The Cami is a lovely pattern featuring a fitted button-front bodice (which also has a side zip) with a classic shirt collar, full gathered skirt, pockets and two different sleeve options (the 3/4 cuffed sleeve that I made or short sleeves).

Cami is rated 2 out of 3 for difficulty, which I think is probably accurate. Obviously a shirtdress has certain features such as a button band and collar which make it a little more tricky than a basic dress, but the most complicated bit about sewing Cami for me was entirely self-inflicted - my fabric choice. Not that there's anything wrong with the fabric itself, quite the contrary (it's a lovely cosy brushed cotton from Calico Laine), but trying to match up the tartan/plaid/check pattern on all the various pieces that a shirtdress entails did cause me a bit of a headache, and I think it probably took me about three times longer than usual to cut this dress out because I was being so careful about what I cut where! I also found that the layers of material where shifting a bit as I sewed, so I quickly hand basted most of the seams before sewing them, which helped keep things lined up nicely.

I'm glad I took the extra time to make sure everything lined up as I think it makes a massive difference on a project like this and I'm really happy with the end result. On that note, excuse any wrinkles in the photo above - I realised I'd forgotten to take any back shots when taking the rest of the photos but I'm pretty pleased with how the back collar lines up with the back bodice so I had to take this photo when I'd already been wearing the dress for most of the day.

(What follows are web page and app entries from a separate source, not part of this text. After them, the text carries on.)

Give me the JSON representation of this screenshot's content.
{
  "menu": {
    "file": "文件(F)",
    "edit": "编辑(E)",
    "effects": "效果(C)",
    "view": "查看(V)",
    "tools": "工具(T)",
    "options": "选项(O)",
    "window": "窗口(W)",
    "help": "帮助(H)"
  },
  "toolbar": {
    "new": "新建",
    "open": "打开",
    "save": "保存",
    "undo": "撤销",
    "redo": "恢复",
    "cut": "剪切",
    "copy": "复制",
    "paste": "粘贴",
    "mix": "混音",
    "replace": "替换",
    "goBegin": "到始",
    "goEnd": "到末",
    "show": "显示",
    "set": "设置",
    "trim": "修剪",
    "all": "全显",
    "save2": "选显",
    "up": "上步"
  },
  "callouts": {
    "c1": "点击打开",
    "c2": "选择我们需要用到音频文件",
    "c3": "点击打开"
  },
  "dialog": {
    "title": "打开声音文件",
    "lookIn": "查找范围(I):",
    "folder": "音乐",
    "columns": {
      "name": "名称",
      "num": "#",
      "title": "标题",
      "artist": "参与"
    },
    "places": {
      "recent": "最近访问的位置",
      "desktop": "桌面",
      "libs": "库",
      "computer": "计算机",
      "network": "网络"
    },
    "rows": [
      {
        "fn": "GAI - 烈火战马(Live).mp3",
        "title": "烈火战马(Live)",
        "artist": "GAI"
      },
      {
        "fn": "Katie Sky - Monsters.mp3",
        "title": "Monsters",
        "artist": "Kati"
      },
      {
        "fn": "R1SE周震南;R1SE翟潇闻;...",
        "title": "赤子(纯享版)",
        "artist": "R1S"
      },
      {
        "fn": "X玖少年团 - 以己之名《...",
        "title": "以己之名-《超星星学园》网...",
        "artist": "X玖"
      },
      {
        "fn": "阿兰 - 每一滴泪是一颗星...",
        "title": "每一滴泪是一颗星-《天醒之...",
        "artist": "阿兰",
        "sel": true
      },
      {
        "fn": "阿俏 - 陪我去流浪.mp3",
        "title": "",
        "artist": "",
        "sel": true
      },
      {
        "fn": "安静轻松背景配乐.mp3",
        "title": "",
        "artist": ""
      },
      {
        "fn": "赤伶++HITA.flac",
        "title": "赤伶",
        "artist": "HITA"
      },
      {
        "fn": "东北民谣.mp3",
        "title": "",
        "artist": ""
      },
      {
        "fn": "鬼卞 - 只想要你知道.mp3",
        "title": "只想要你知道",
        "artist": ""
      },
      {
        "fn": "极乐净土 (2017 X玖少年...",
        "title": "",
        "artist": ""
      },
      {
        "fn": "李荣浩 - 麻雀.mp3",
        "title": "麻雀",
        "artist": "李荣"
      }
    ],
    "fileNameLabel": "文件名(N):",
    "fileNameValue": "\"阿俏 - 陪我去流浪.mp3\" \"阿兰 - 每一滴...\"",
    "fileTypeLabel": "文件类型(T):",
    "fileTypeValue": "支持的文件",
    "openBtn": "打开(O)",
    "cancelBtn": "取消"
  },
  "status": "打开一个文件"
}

In terms of fit, I made a straight size 44, which is the largest size in the pattern - so not it's not the biggest size range. It fits me nicely, with just the right amount of ease in the bodice for my liking. I don't like shirts or shirtdresses to be too tight or I get paranoid about gaping between the buttons, but I have no worries about that here.

I did add quite a bit of length to the pattern - about 1.5 inches in the bodice and 3 inches in the skirt, which isn't a massive surprise because Pauline Alice patterns are designed for an average height of 5 ft 5, and I'm 3-4 inches taller than that and have to lengthen almost all bodices. As I'd added extra length in the bodice, I also needed to adjust the button placement, and actually ended up adding in an extra button as that was the spacing that seemed best for me.

I toyed with various different button ideas, and spent quite a while one Saturday afternoon sat on the floor of my local wool shop comparing how different blue, red, white and green buttons of varying sizes looked on an offcut of my material, but in the end I opted for some small, plain navy buttons from my stash - sometimes simple is best, don't you think?

I really enjoyed sewing Cami - yes, I may have regretted my fabric choice slightly when I was in the middle of all the pattern matching, but the dress itself sewed up really nicely and the instructions are thorough, clear and easy to follow - and there's a great sewalong if you need a helping hand with any of the steps (I got a bit confused about how the collar was meant to be attached, but a quick consultation of the sewalong soon cleared that up). I think the finished result looks quite professional too, which is always nice!

I'm really pleased with how this one turned out, it was definitely worth the effort I put into the pattern-matching and the dress feels lovely to wear. Plus as an added bonus, it seems that there's a lot of tartan/plaid in the shops at the moment so I may have accidentally sewn something 'fashionable' as well as it being something I like! Now that Mary's extended the Autumn of 1000 Shirtdresses until January, I'm quite tempted to try to sew another Cami. Will you be joining in with the challenge?